EXERCISE AIM: What is needed is an exact copy of all the records, written out in full.

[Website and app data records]
Segment Open

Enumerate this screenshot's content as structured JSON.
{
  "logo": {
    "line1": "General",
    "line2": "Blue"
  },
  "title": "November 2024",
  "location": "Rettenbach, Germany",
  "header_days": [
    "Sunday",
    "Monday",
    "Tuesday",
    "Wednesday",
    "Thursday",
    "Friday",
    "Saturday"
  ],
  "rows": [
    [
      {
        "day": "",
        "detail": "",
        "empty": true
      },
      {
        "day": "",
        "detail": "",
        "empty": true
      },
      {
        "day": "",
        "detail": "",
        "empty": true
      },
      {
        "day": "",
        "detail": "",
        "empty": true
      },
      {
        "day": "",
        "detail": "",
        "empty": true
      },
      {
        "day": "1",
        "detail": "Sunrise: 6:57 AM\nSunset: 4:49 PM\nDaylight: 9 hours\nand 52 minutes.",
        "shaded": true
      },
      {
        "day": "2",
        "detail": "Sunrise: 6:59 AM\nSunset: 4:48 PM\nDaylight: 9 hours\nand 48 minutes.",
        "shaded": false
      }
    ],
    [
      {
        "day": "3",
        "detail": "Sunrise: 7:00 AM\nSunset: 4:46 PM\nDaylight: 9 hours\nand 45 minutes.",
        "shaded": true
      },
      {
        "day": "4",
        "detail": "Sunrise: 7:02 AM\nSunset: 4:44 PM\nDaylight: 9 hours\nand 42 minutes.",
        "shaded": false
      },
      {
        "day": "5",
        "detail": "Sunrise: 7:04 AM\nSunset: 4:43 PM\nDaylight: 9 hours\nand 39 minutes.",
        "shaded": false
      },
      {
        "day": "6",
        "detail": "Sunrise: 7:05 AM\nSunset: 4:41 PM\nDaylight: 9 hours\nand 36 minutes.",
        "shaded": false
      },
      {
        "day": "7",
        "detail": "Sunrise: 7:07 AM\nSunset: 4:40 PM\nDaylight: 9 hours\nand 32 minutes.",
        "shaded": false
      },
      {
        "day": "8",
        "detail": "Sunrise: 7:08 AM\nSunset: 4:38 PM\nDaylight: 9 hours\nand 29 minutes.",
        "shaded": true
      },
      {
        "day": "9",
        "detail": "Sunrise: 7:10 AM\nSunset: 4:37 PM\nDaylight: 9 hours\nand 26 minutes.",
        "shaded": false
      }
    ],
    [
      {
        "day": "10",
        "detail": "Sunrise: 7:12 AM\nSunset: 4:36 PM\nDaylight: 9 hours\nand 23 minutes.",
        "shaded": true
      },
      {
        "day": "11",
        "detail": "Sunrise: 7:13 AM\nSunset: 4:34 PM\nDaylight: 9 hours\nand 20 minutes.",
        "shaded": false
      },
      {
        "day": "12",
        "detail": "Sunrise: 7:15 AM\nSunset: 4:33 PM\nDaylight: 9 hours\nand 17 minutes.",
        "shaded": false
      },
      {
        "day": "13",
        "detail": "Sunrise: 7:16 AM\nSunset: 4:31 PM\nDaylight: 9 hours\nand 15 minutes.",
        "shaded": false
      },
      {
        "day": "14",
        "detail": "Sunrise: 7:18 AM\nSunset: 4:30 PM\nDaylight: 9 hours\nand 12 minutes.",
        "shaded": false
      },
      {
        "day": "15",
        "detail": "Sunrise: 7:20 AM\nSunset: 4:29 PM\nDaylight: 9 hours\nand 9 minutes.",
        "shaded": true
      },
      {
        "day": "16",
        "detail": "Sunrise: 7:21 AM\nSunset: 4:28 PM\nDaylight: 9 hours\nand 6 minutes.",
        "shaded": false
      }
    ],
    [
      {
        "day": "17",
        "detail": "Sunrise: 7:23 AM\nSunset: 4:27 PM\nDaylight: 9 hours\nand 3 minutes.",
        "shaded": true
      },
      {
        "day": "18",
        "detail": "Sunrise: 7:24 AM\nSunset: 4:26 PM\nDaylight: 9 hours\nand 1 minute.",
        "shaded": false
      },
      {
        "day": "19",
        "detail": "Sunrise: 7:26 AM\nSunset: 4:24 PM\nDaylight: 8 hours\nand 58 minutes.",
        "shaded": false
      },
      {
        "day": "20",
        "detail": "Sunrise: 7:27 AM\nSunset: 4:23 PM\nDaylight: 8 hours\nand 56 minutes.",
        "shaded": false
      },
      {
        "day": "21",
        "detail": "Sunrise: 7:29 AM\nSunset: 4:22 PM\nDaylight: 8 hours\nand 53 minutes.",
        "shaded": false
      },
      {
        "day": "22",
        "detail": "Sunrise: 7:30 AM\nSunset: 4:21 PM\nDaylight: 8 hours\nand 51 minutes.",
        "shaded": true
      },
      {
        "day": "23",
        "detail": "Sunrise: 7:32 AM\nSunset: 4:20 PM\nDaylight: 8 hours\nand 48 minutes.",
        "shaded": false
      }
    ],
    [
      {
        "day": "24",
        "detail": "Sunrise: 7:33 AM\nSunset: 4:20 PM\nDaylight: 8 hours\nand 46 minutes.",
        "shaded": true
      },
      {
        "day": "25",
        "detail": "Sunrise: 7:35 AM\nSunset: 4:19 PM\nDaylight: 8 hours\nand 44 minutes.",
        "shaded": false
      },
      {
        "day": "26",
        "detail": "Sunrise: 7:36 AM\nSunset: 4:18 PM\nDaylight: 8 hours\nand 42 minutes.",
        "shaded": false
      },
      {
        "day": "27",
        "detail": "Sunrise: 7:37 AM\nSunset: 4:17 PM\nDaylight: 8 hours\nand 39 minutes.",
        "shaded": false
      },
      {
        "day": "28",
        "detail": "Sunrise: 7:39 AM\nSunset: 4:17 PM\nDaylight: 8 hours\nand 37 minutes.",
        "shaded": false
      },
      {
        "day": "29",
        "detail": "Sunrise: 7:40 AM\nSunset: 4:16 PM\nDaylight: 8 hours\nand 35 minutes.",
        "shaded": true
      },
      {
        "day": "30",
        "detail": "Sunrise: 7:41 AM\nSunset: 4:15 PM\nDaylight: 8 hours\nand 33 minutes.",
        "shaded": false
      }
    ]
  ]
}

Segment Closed

RESPONSE TO THIS EXERCISE:
Enumerate this screenshot's content as structured JSON.
{
  "logo": {
    "line1": "General",
    "line2": "Blue"
  },
  "title": "November 2024",
  "location": "Rettenbach, Germany",
  "header_days": [
    "Sunday",
    "Monday",
    "Tuesday",
    "Wednesday",
    "Thursday",
    "Friday",
    "Saturday"
  ],
  "rows": [
    [
      {
        "day": "",
        "detail": "",
        "empty": true
      },
      {
        "day": "",
        "detail": "",
        "empty": true
      },
      {
        "day": "",
        "detail": "",
        "empty": true
      },
      {
        "day": "",
        "detail": "",
        "empty": true
      },
      {
        "day": "",
        "detail": "",
        "empty": true
      },
      {
        "day": "1",
        "detail": "Sunrise: 6:57 AM\nSunset: 4:49 PM\nDaylight: 9 hours\nand 52 minutes.",
        "shaded": true
      },
      {
        "day": "2",
        "detail": "Sunrise: 6:59 AM\nSunset: 4:48 PM\nDaylight: 9 hours\nand 48 minutes.",
        "shaded": false
      }
    ],
    [
      {
        "day": "3",
        "detail": "Sunrise: 7:00 AM\nSunset: 4:46 PM\nDaylight: 9 hours\nand 45 minutes.",
        "shaded": true
      },
      {
        "day": "4",
        "detail": "Sunrise: 7:02 AM\nSunset: 4:44 PM\nDaylight: 9 hours\nand 42 minutes.",
        "shaded": false
      },
      {
        "day": "5",
        "detail": "Sunrise: 7:04 AM\nSunset: 4:43 PM\nDaylight: 9 hours\nand 39 minutes.",
        "shaded": false
      },
      {
        "day": "6",
        "detail": "Sunrise: 7:05 AM\nSunset: 4:41 PM\nDaylight: 9 hours\nand 36 minutes.",
        "shaded": false
      },
      {
        "day": "7",
        "detail": "Sunrise: 7:07 AM\nSunset: 4:40 PM\nDaylight: 9 hours\nand 32 minutes.",
        "shaded": false
      },
      {
        "day": "8",
        "detail": "Sunrise: 7:08 AM\nSunset: 4:38 PM\nDaylight: 9 hours\nand 29 minutes.",
        "shaded": true
      },
      {
        "day": "9",
        "detail": "Sunrise: 7:10 AM\nSunset: 4:37 PM\nDaylight: 9 hours\nand 26 minutes.",
        "shaded": false
      }
    ],
    [
      {
        "day": "10",
        "detail": "Sunrise: 7:12 AM\nSunset: 4:36 PM\nDaylight: 9 hours\nand 23 minutes.",
        "shaded": true
      },
      {
        "day": "11",
        "detail": "Sunrise: 7:13 AM\nSunset: 4:34 PM\nDaylight: 9 hours\nand 20 minutes.",
        "shaded": false
      },
      {
        "day": "12",
        "detail": "Sunrise: 7:15 AM\nSunset: 4:33 PM\nDaylight: 9 hours\nand 17 minutes.",
        "shaded": false
      },
      {
        "day": "13",
        "detail": "Sunrise: 7:16 AM\nSunset: 4:31 PM\nDaylight: 9 hours\nand 15 minutes.",
        "shaded": false
      },
      {
        "day": "14",
        "detail": "Sunrise: 7:18 AM\nSunset: 4:30 PM\nDaylight: 9 hours\nand 12 minutes.",
        "shaded": false
      },
      {
        "day": "15",
        "detail": "Sunrise: 7:20 AM\nSunset: 4:29 PM\nDaylight: 9 hours\nand 9 minutes.",
        "shaded": true
      },
      {
        "day": "16",
        "detail": "Sunrise: 7:21 AM\nSunset: 4:28 PM\nDaylight: 9 hours\nand 6 minutes.",
        "shaded": false
      }
    ],
    [
      {
        "day": "17",
        "detail": "Sunrise: 7:23 AM\nSunset: 4:27 PM\nDaylight: 9 hours\nand 3 minutes.",
        "shaded": true
      },
      {
        "day": "18",
        "detail": "Sunrise: 7:24 AM\nSunset: 4:26 PM\nDaylight: 9 hours\nand 1 minute.",
        "shaded": false
      },
      {
        "day": "19",
        "detail": "Sunrise: 7:26 AM\nSunset: 4:24 PM\nDaylight: 8 hours\nand 58 minutes.",
        "shaded": false
      },
      {
        "day": "20",
        "detail": "Sunrise: 7:27 AM\nSunset: 4:23 PM\nDaylight: 8 hours\nand 56 minutes.",
        "shaded": false
      },
      {
        "day": "21",
        "detail": "Sunrise: 7:29 AM\nSunset: 4:22 PM\nDaylight: 8 hours\nand 53 minutes.",
        "shaded": false
      },
      {
        "day": "22",
        "detail": "Sunrise: 7:30 AM\nSunset: 4:21 PM\nDaylight: 8 hours\nand 51 minutes.",
        "shaded": true
      },
      {
        "day": "23",
        "detail": "Sunrise: 7:32 AM\nSunset: 4:20 PM\nDaylight: 8 hours\nand 48 minutes.",
        "shaded": false
      }
    ],
    [
      {
        "day": "24",
        "detail": "Sunrise: 7:33 AM\nSunset: 4:20 PM\nDaylight: 8 hours\nand 46 minutes.",
        "shaded": true
      },
      {
        "day": "25",
        "detail": "Sunrise: 7:35 AM\nSunset: 4:19 PM\nDaylight: 8 hours\nand 44 minutes.",
        "shaded": false
      },
      {
        "day": "26",
        "detail": "Sunrise: 7:36 AM\nSunset: 4:18 PM\nDaylight: 8 hours\nand 42 minutes.",
        "shaded": false
      },
      {
        "day": "27",
        "detail": "Sunrise: 7:37 AM\nSunset: 4:17 PM\nDaylight: 8 hours\nand 39 minutes.",
        "shaded": false
      },
      {
        "day": "28",
        "detail": "Sunrise: 7:39 AM\nSunset: 4:17 PM\nDaylight: 8 hours\nand 37 minutes.",
        "shaded": false
      },
      {
        "day": "29",
        "detail": "Sunrise: 7:40 AM\nSunset: 4:16 PM\nDaylight: 8 hours\nand 35 minutes.",
        "shaded": true
      },
      {
        "day": "30",
        "detail": "Sunrise: 7:41 AM\nSunset: 4:15 PM\nDaylight: 8 hours\nand 33 minutes.",
        "shaded": false
      }
    ]
  ]
}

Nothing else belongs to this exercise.